▶ **How to complete this task**
Check each line of the material below for "html", then copy the ones that contain it.

---+---

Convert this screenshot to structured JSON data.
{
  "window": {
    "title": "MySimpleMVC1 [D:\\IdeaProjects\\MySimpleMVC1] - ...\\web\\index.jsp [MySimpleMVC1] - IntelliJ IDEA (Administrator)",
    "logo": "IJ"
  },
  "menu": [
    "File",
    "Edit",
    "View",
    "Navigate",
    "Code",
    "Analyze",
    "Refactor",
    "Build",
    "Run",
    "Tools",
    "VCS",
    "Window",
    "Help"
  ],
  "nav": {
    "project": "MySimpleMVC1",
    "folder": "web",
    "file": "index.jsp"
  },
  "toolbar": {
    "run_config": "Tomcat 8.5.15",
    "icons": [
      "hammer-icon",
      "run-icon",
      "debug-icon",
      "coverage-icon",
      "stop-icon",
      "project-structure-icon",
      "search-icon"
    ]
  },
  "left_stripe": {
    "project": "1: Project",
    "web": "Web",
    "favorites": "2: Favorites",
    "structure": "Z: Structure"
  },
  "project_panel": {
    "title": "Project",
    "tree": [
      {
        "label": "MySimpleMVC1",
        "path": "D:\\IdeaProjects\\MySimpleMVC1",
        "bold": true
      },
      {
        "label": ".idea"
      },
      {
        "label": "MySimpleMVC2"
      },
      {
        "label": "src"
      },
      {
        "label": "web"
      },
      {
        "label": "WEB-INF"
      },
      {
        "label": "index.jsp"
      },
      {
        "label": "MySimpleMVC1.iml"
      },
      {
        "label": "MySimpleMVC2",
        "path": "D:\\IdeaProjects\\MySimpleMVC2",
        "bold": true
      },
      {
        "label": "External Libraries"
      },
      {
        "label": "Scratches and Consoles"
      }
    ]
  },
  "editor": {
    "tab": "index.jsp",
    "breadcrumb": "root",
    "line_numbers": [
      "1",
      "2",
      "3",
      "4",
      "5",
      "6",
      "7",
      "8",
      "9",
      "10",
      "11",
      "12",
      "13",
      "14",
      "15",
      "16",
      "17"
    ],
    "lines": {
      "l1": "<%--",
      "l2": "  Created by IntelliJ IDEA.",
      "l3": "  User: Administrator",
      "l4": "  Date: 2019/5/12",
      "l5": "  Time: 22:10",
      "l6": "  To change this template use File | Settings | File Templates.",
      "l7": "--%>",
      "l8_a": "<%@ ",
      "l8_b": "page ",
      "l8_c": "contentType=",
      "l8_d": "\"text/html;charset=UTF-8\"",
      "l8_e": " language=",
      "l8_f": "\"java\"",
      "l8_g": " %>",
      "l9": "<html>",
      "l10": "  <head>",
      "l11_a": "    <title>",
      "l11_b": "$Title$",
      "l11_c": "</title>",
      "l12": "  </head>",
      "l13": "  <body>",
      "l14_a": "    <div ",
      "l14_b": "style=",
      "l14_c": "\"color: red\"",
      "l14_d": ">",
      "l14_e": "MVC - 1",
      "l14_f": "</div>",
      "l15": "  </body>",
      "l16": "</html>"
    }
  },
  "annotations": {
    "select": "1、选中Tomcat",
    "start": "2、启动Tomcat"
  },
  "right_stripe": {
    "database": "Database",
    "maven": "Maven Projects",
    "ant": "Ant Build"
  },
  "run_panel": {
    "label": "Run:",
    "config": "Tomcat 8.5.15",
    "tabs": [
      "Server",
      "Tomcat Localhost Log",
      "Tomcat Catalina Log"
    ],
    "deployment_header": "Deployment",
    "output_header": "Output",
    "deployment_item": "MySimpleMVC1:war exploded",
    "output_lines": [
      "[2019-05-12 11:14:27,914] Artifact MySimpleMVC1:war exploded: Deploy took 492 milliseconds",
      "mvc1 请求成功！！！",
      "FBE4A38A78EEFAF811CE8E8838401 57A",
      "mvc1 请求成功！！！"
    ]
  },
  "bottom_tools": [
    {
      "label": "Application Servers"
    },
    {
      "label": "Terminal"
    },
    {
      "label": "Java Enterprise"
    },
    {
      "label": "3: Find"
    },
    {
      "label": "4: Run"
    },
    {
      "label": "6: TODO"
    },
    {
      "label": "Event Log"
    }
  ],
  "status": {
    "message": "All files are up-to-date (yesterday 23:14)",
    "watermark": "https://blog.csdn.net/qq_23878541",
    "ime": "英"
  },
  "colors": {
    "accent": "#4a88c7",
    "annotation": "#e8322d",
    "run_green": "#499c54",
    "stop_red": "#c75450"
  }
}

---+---

▶ **Response for this exercise**
      "l8_d": "\"text/html;charset=UTF-8\"",
      "l9": "<html>",
      "l16": "</html>"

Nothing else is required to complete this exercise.